University of Virginia nursing professor Ishan Williams is the recipient of UVA Health System’s Martin Luther King Jr. Award for 2019.
Williams, also assistant dean for diversity and inclusion in the nursing school, received the honor as part of the “Women in the Movement” event marking Martin Luther King Jr. Day, which featured Mavis Ford Claytor, UVA Nursing’s first African-American graduate, Mary Holmes, a nurse pioneer who helped desegregate UVA Hospital, and Bishop Sarah Kelley, UVA’s first black chaplain resident.
“From the focus of her own scholarship to her expansive participation in national and regional organizations to her wide-ranging work at UVA, Ishan has broadened the way we teach and care for our nation’s most vulnerable,” said Dorrie Fontaine, dean of the School of Nursing,. “She’s also inspired young people from a broad spectrum of backgrounds to consider nursing at a time when minority nurses, nurse researchers and nurse faculty, are in acutely short supply.”
"Ishan has broadened the way we teach and care for our nation’s most vulnerable."Dean Dorrie K. Fontaine, in her nomination of Ishan Williams for the 2019 MLK Award

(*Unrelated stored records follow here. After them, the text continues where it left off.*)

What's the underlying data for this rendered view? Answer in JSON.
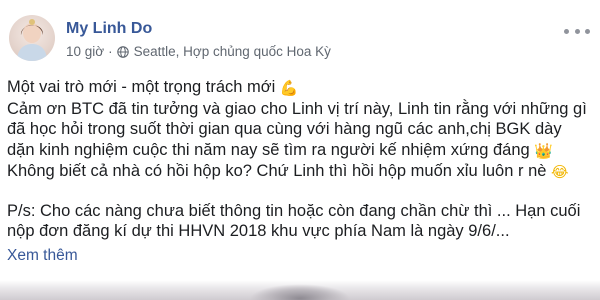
{
  "post": {
    "author": "My Linh Do",
    "time": "10 giờ",
    "separator": "·",
    "location": "Seattle, Hợp chủng quốc Hoa Kỳ",
    "privacy_icon": "globe-icon",
    "more_icon": "more-options-icon",
    "lines": [
      "Một vai trò mới - một trọng trách mới",
      "Cảm ơn BTC đã tin tưởng và giao cho Linh vị trí này, Linh tin rằng với những gì",
      "đã học hỏi trong suốt thời gian qua cùng với hàng ngũ các anh,chị BGK dày",
      "dặn kinh nghiệm cuộc thi năm nay sẽ tìm ra người kế nhiệm xứng đáng",
      "Không biết cả nhà có hồi hộp ko? Chứ Linh thì hồi hộp muốn xỉu luôn r nè",
      "P/s: Cho các nàng chưa biết thông tin hoặc còn đang chần chừ thì ... Hạn cuối",
      "nộp đơn đăng kí dự thi HHVN 2018 khu vực phía Nam là ngày 9/6/..."
    ],
    "emoji": {
      "muscle": "💪",
      "crown": "👑",
      "laugh": "😂"
    },
    "see_more": "Xem thêm"
  },
  "colors": {
    "author": "#385898",
    "meta": "#606770",
    "text": "#1c1e21",
    "link": "#385898"
  }
}
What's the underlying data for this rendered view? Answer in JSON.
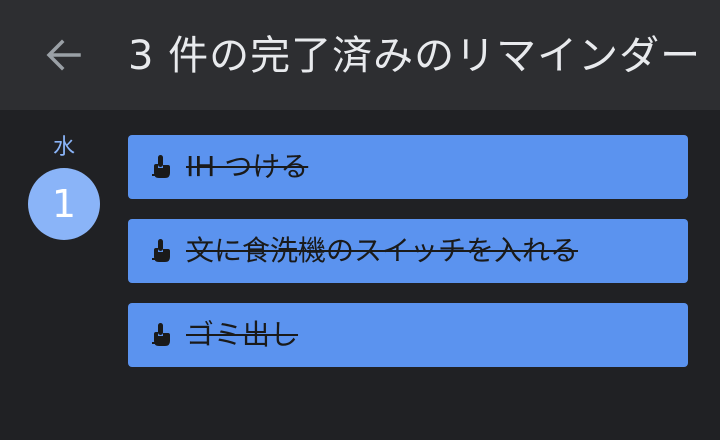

Williams – among the School’s small handful of faculty who are non-nurses, with a degree in psychology and human development – studies health issues impacting minority populations, including their experience of dementia, Type 2 diabetes, and the link between vascular disease and cognition. Director of the School of Nursing’s Aging Research Team of scholars, Williams is president of the Southern Gerontological Society, is a fellow and board member of the Gerontological Society of America (the nation’s largest interdisciplinary organization devoted to aging), and a member of the AARP’s Public Policy Institute Roundtable and the Lindsay Institute for Caregiving advisory council. She is also associate editor for the Journal of Ethnicity and Health.
Williams’ nursing courses are perennially popular and affecting, and she’s been regularly feted for her teaching skill. In 2011, she was named an Excellence in Diversity Fellow by the Teaching and Resources Center; in 2016, she earned the Faculty Leadership Award from the School of Nursing’s Alumni Association; and in 2017, she received the Mentor Recognition Award by the Office of African-American Affairs.
Beyond her wide-ranging scholarship and service is a profound commitment to local issues of diversity and inclusion, too. She is a key driver and voice for diversity groups and boards, works closely with agencies across Charlottesville, and is a critical ingredient to many UVA, Health System, and School of Nursing initiatives as well.
Williams coordinates events that gather minority students, faculty and local minority high schoolers around lively workshops and demonstrations that introduce nursing as a profession. She is often called to serve on boards and committees, including UVA Medical Center’s Cultural Advisory Committee (2008-2012), its Center on Health Disparities Board (2008-2012), and, at the School of Nursing, membership on the Diversity Committee (2010-2012). Williams was also an inaugural member of the UVA’s Black Employee Resource Group.
She’s worked tirelessly with nursing students at community health fairs across central Virginia addressing healthcare access issues specific to heart health, diversity in research, diabetes management and cognitive impairment and chronic disease. As a mentor to both undergraduate and graduate nursing students, she is a favorite ally and inspiration. And as a fierce and unwavering supporter of minority students, Williams’ sensitivity and understanding has been a critical ingredient as Charlottesville and our nation experiences episodes of racial and ethnic unrest. She listens intently, speaks thoughtfully, provides perspective, and, when possible, helps channel students’ anger into productivity.
Williams has profoundly impacted the faculty and administrators around her, as she considers new ways to expand the message of diversity and inclusion beyond its current borders. She recently co-led UVA faculty and administrators’ participation in the USC-led Race Equity Institute, championing anti-racist and more inclusive curricula. Too, she’s continued these discussions by proposing a new course – “Health (In)Equities” – which will look at the intersection of race, class and gender.
The Health System’s MLK Award – presented annually to a School of Medicine, School of Nursing or Medical Center faculty or staff member who best embodies King’s values – recognizes exceptional abilities in areas of cultural competence, healthcare disparities, and/or fostering an environment of caring, diversity and inclusivity.